After spending more than a year advocating for major resurfacing in the Valley Stream area, Nassau County legislator Carrié Solages, a Democrat from Lawrence, said he finally saw success in the village-wide project this past week. Carried out by the contractor Posillico, Inc.,the resurfacing project began on Friday, June 4 and was completed on Tuesday, June 15.
The resurfacing project addressed road conditions on Mill Road, as well as the mile-long stretch on North Central Avenue between Hendrickson Avenue and the Southern State Parkway. Work in the area included minor curbing, additional ADA-compliant concrete ramps, top decks for draining and repaving. Solages remarked that the work follows months of complaints by Valley Stream residents regarding concerns about safety and the quality of these roads.
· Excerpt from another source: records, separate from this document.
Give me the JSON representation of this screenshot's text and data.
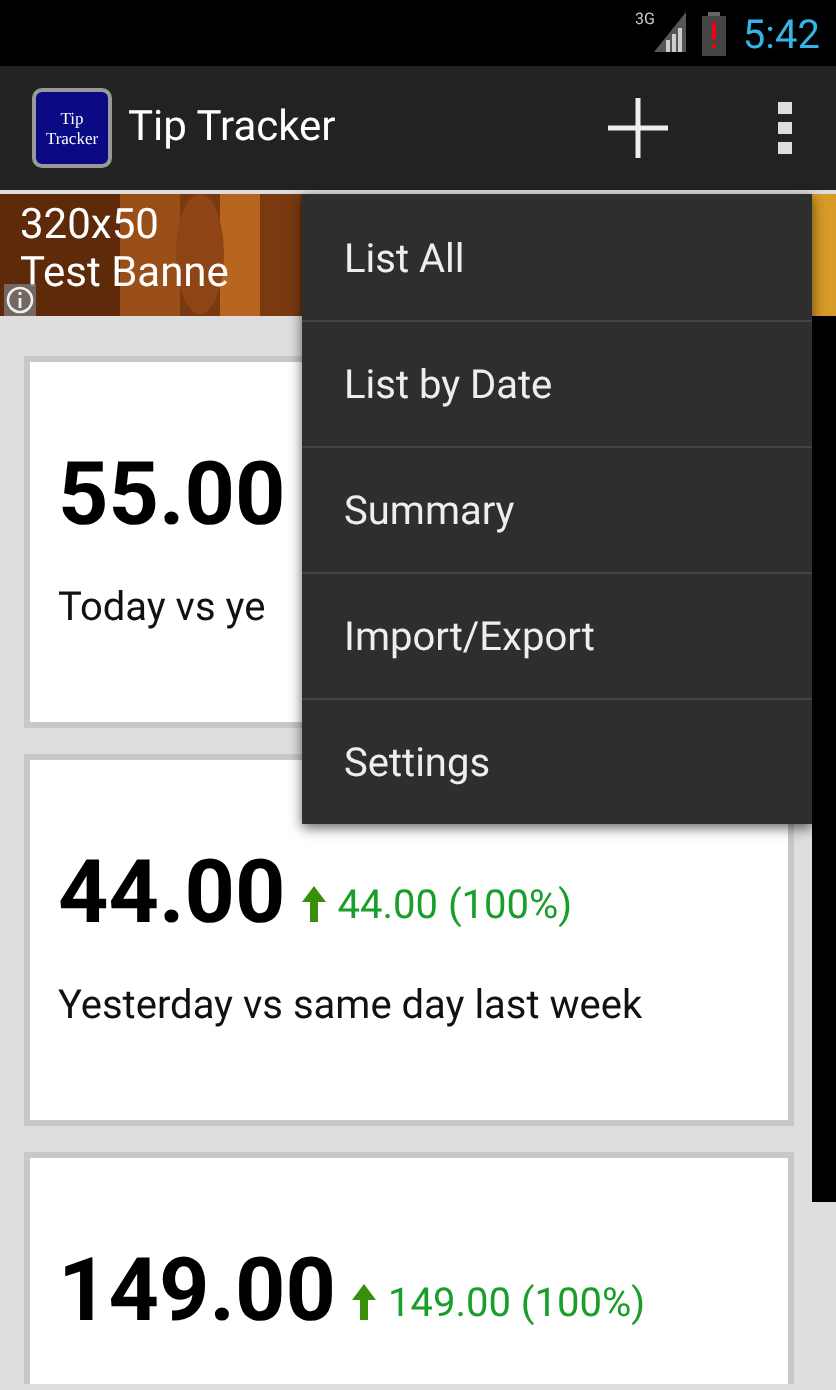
{
  "status_bar": {
    "network": "3G",
    "time": "5:42"
  },
  "action_bar": {
    "logo_lines": [
      "Tip",
      "Tracker"
    ],
    "title": "Tip Tracker"
  },
  "banner": {
    "lines": [
      "320x50",
      "Test Banne"
    ]
  },
  "cards": [
    {
      "value": "55.00",
      "caption": "Today vs ye"
    },
    {
      "value": "44.00",
      "trend": {
        "increase": true,
        "text": "44.00 (100%)"
      },
      "caption": "Yesterday vs same day last week"
    },
    {
      "value": "149.00",
      "trend": {
        "increase": true,
        "text": "149.00 (100%)"
      }
    }
  ],
  "menu": {
    "items": [
      "List All",
      "List by Date",
      "Summary",
      "Import/Export",
      "Settings"
    ]
  }
}
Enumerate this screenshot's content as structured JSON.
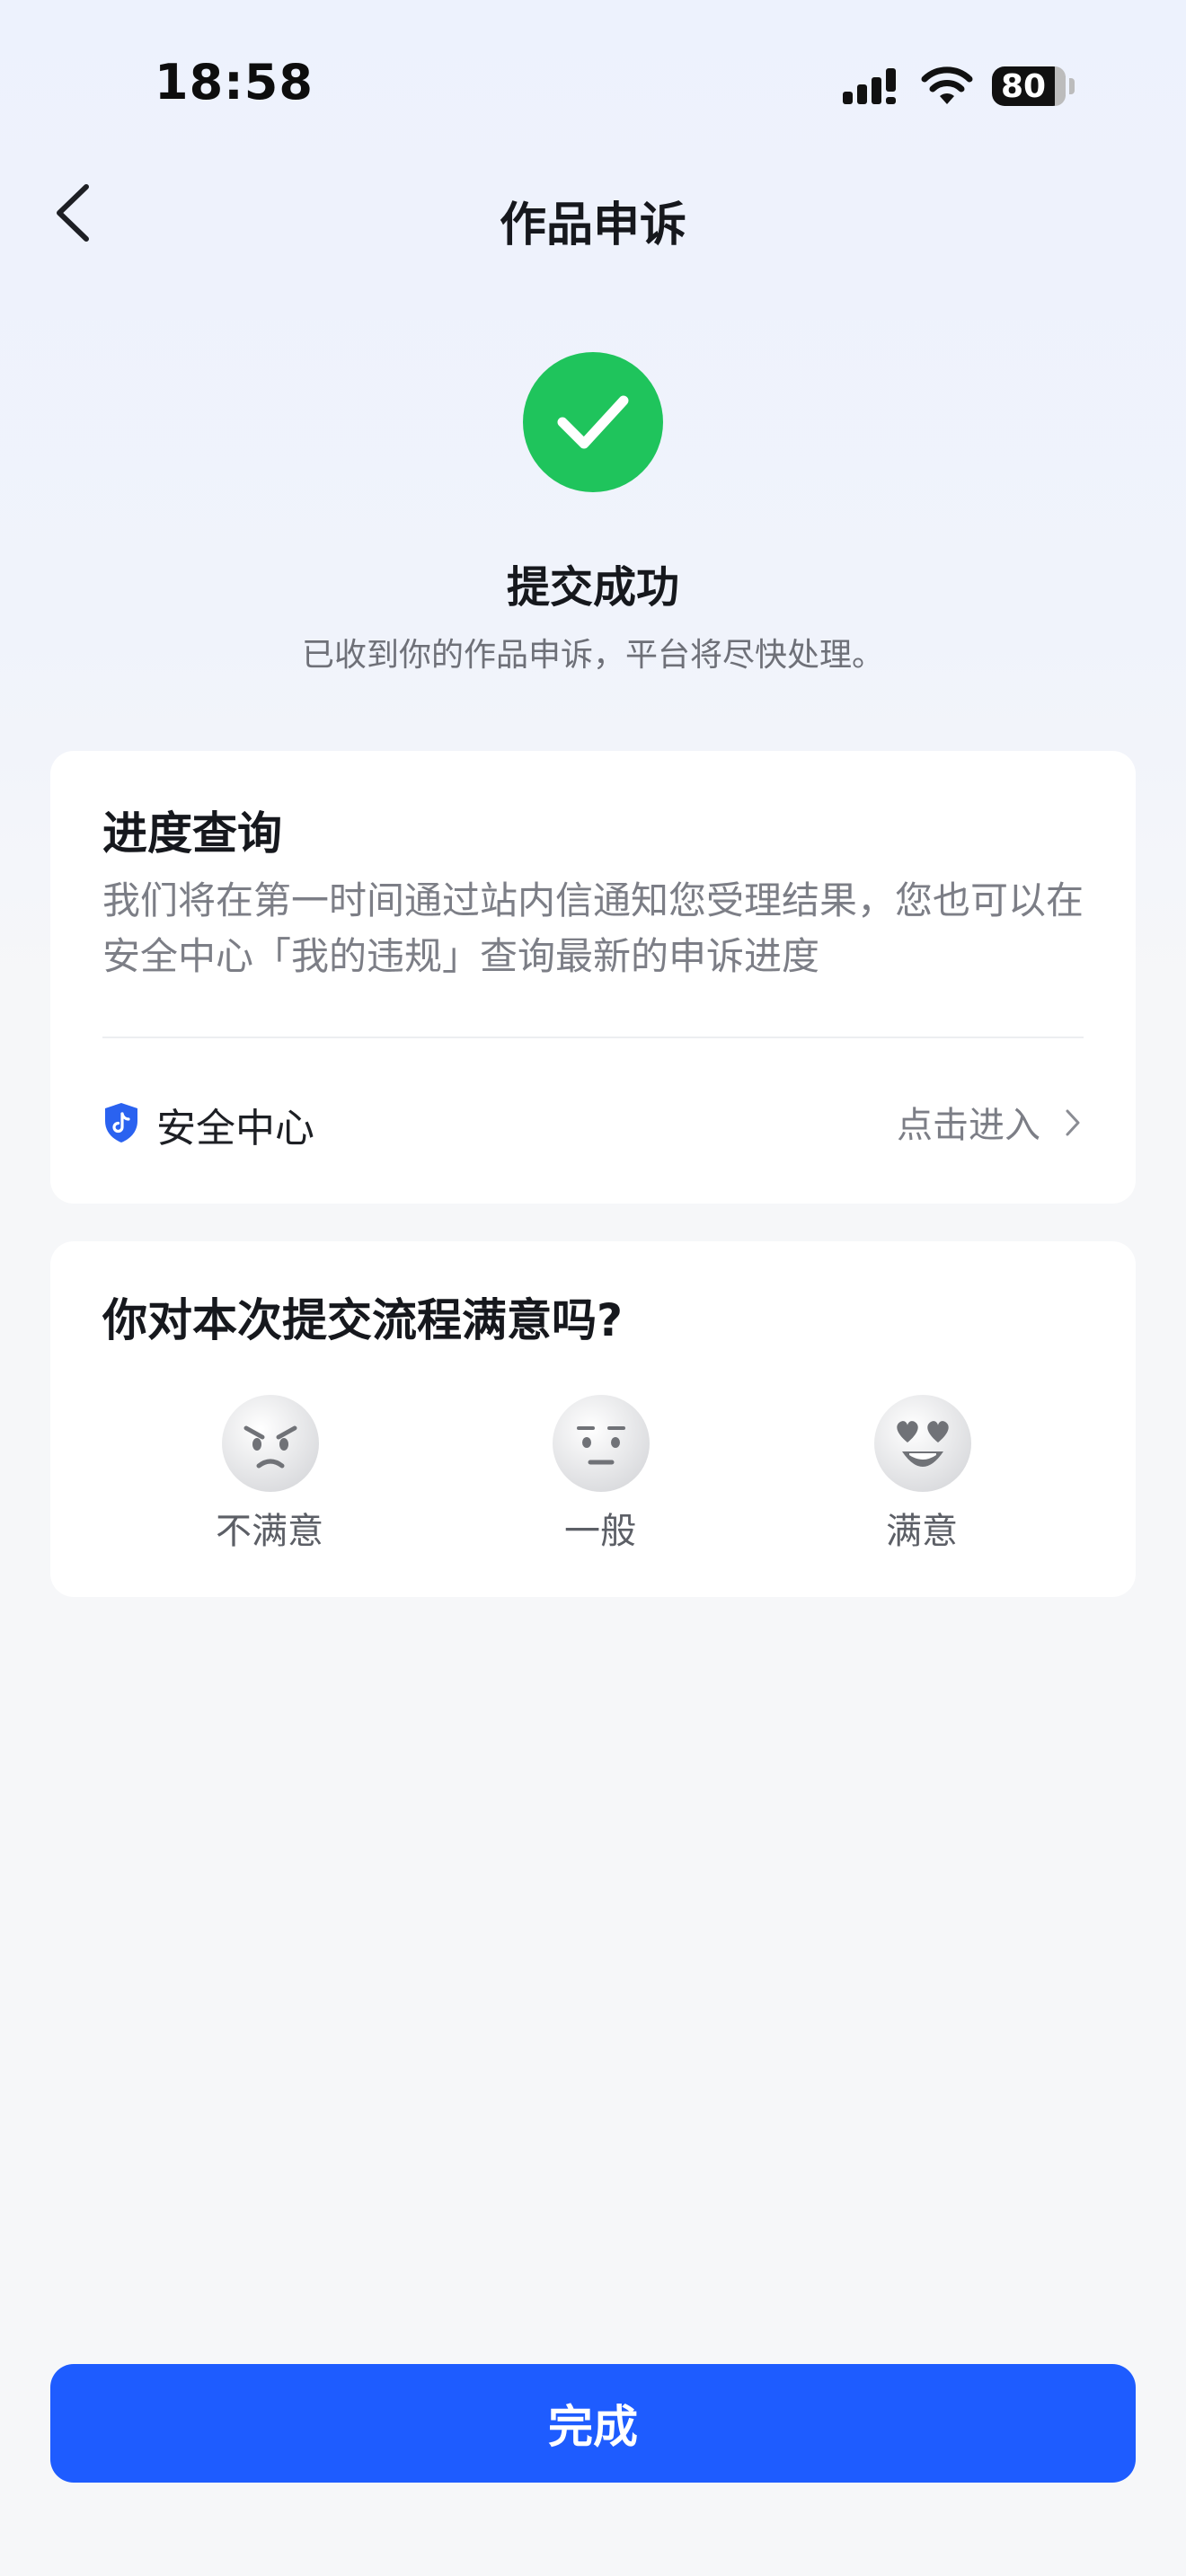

“By resurfacing this heavily traveled stretch of North Central Avenue, Nassau County is demonstrating its commitment to meeting the needs of Valley Stream residents and making our roads safer and more accessible for pedestrians and motorists alike,” said Solages in a public statement. Solages also noted the significance of this project for the community as a whole.
“These roads are heavily used. Valley Stream is one of the most up and coming places for families to live, particularly Black families,” Solages said.
Solages’ legislative efforts were supported by Nassau County Executive Laura Curran and the leaders of Nassau County Department of Public Works. The recent completion of the resurfacing in Valley Stream is also part of the county’s capital plan for five major roadway resurfacing contracts which continued despite fiscal restraints caused by the coronavirus pandemic.
With coronavirus restrictions easing in Nassau County, traffic has upticked in recent weeks. Chuck Forte, vice president and paving division manager of Posillico, commented on the significance of the repaving in Valley Stream as part of the Nassau County paving project.
“There is a lot of paving going on right now in Nassau County so it all benefits the traveling public,” said Forte in an emailed statement. “The traffic has really increased post pandemic because I think more people are currently driving rather than taking the trains. So dealing with increased traffic is always an issue.”
Forte added that Posillico worked six days a week and 9-10 hour days to be able to complete the project in under two weeks.
The proximity of the Robert W. Carbonaro Elementary School to Mill Road and the location of the Masjid Hamza Mosque in North Valley Stream, however, presented some challenges for Solages. Given the elementary school is adjacent to the busy Mill Road, this prompted discussions of installing a red light camera due to the number of speeding incidents in this area.
Additionally, while the quick timeline of the resurfacing project has caused minimal disruption to the majority of residents, Solages acknowledged the potential impact of noise pollution to Friday services at Masjid Hamza.
“I don’t want the construction to hinder congregants of that Mosque so I am going to reach out to the contractor to observe the congregation,” Solages said. “A lot of people go to that Mosque, so my obligation is to uphold that community.”